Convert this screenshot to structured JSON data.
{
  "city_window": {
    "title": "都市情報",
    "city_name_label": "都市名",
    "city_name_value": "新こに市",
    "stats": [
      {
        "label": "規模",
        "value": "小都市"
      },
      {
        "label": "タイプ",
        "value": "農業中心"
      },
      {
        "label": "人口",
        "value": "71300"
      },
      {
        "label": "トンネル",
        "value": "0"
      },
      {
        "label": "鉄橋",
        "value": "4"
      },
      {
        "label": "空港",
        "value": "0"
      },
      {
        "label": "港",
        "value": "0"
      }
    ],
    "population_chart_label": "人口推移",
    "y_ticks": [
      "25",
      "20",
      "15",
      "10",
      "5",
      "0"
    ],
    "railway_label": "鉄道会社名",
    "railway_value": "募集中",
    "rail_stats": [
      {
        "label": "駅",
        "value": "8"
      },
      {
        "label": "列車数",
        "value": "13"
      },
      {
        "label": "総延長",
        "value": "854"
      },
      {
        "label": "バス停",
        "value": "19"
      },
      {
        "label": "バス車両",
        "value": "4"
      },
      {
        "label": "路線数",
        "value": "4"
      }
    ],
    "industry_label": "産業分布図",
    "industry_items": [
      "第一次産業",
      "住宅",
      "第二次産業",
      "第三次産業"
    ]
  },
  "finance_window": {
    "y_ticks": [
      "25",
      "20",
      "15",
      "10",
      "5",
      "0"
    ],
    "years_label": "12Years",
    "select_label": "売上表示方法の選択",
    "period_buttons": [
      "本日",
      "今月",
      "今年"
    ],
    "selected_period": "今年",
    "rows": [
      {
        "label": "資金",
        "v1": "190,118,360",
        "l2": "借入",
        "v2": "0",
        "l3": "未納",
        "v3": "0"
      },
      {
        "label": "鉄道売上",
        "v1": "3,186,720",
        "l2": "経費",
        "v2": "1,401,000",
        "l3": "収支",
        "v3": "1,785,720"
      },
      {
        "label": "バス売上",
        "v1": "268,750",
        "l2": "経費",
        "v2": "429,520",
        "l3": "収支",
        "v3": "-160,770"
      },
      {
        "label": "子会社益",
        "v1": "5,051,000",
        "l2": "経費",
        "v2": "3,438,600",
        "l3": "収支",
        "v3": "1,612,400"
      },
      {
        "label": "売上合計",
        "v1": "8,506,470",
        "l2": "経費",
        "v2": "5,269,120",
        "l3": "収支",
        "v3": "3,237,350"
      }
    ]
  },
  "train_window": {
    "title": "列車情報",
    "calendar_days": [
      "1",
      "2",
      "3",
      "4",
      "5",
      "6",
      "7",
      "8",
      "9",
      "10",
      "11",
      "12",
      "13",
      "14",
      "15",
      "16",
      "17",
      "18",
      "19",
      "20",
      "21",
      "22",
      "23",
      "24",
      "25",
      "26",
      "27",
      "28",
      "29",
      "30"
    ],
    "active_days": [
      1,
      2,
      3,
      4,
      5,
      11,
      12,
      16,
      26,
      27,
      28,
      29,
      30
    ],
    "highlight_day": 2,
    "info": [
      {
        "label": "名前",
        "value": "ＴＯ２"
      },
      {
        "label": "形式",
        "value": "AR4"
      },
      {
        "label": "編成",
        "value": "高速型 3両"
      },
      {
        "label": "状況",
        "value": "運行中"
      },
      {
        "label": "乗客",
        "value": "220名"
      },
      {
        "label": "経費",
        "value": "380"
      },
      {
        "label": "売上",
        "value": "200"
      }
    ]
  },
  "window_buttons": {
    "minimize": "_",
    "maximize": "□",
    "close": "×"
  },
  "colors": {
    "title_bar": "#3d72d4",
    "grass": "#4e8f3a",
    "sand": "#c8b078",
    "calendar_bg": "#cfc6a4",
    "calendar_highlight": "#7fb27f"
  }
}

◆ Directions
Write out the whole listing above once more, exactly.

◆ Answer space
Convert this screenshot to structured JSON data.
{
  "city_window": {
    "title": "都市情報",
    "city_name_label": "都市名",
    "city_name_value": "新こに市",
    "stats": [
      {
        "label": "規模",
        "value": "小都市"
      },
      {
        "label": "タイプ",
        "value": "農業中心"
      },
      {
        "label": "人口",
        "value": "71300"
      },
      {
        "label": "トンネル",
        "value": "0"
      },
      {
        "label": "鉄橋",
        "value": "4"
      },
      {
        "label": "空港",
        "value": "0"
      },
      {
        "label": "港",
        "value": "0"
      }
    ],
    "population_chart_label": "人口推移",
    "y_ticks": [
      "25",
      "20",
      "15",
      "10",
      "5",
      "0"
    ],
    "railway_label": "鉄道会社名",
    "railway_value": "募集中",
    "rail_stats": [
      {
        "label": "駅",
        "value": "8"
      },
      {
        "label": "列車数",
        "value": "13"
      },
      {
        "label": "総延長",
        "value": "854"
      },
      {
        "label": "バス停",
        "value": "19"
      },
      {
        "label": "バス車両",
        "value": "4"
      },
      {
        "label": "路線数",
        "value": "4"
      }
    ],
    "industry_label": "産業分布図",
    "industry_items": [
      "第一次産業",
      "住宅",
      "第二次産業",
      "第三次産業"
    ]
  },
  "finance_window": {
    "y_ticks": [
      "25",
      "20",
      "15",
      "10",
      "5",
      "0"
    ],
    "years_label": "12Years",
    "select_label": "売上表示方法の選択",
    "period_buttons": [
      "本日",
      "今月",
      "今年"
    ],
    "selected_period": "今年",
    "rows": [
      {
        "label": "資金",
        "v1": "190,118,360",
        "l2": "借入",
        "v2": "0",
        "l3": "未納",
        "v3": "0"
      },
      {
        "label": "鉄道売上",
        "v1": "3,186,720",
        "l2": "経費",
        "v2": "1,401,000",
        "l3": "収支",
        "v3": "1,785,720"
      },
      {
        "label": "バス売上",
        "v1": "268,750",
        "l2": "経費",
        "v2": "429,520",
        "l3": "収支",
        "v3": "-160,770"
      },
      {
        "label": "子会社益",
        "v1": "5,051,000",
        "l2": "経費",
        "v2": "3,438,600",
        "l3": "収支",
        "v3": "1,612,400"
      },
      {
        "label": "売上合計",
        "v1": "8,506,470",
        "l2": "経費",
        "v2": "5,269,120",
        "l3": "収支",
        "v3": "3,237,350"
      }
    ]
  },
  "train_window": {
    "title": "列車情報",
    "calendar_days": [
      "1",
      "2",
      "3",
      "4",
      "5",
      "6",
      "7",
      "8",
      "9",
      "10",
      "11",
      "12",
      "13",
      "14",
      "15",
      "16",
      "17",
      "18",
      "19",
      "20",
      "21",
      "22",
      "23",
      "24",
      "25",
      "26",
      "27",
      "28",
      "29",
      "30"
    ],
    "active_days": [
      1,
      2,
      3,
      4,
      5,
      11,
      12,
      16,
      26,
      27,
      28,
      29,
      30
    ],
    "highlight_day": 2,
    "info": [
      {
        "label": "名前",
        "value": "ＴＯ２"
      },
      {
        "label": "形式",
        "value": "AR4"
      },
      {
        "label": "編成",
        "value": "高速型 3両"
      },
      {
        "label": "状況",
        "value": "運行中"
      },
      {
        "label": "乗客",
        "value": "220名"
      },
      {
        "label": "経費",
        "value": "380"
      },
      {
        "label": "売上",
        "value": "200"
      }
    ]
  },
  "window_buttons": {
    "minimize": "_",
    "maximize": "□",
    "close": "×"
  },
  "colors": {
    "title_bar": "#3d72d4",
    "grass": "#4e8f3a",
    "sand": "#c8b078",
    "calendar_bg": "#cfc6a4",
    "calendar_highlight": "#7fb27f"
  }
}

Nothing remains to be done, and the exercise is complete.